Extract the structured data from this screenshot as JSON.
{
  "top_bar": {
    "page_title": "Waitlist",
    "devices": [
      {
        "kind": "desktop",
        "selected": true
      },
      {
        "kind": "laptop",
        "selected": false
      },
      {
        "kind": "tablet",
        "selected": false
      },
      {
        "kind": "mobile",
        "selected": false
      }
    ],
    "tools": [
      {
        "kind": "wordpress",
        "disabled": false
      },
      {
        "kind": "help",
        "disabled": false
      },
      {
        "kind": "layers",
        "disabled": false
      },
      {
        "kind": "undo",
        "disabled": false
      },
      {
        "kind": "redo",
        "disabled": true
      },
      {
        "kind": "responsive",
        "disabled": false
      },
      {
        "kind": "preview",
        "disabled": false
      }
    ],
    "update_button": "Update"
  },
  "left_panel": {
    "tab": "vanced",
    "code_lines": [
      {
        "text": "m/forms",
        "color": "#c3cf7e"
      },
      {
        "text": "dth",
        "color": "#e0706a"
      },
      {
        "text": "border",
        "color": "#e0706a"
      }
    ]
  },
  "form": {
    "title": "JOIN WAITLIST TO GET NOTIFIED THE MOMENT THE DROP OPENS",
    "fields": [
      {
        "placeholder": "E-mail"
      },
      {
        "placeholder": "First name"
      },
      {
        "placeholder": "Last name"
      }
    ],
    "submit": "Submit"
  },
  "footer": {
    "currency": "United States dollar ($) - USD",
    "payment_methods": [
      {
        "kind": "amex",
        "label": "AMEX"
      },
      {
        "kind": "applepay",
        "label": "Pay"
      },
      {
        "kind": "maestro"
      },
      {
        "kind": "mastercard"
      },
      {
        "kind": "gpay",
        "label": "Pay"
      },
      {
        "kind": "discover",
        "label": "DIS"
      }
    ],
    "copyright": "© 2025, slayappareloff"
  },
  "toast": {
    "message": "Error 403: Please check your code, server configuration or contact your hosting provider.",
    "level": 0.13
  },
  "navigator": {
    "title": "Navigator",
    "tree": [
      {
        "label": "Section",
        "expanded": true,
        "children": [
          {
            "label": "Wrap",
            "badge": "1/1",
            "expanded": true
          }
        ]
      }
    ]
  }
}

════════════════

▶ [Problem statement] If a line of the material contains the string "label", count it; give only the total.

▶ [Exercise result] 6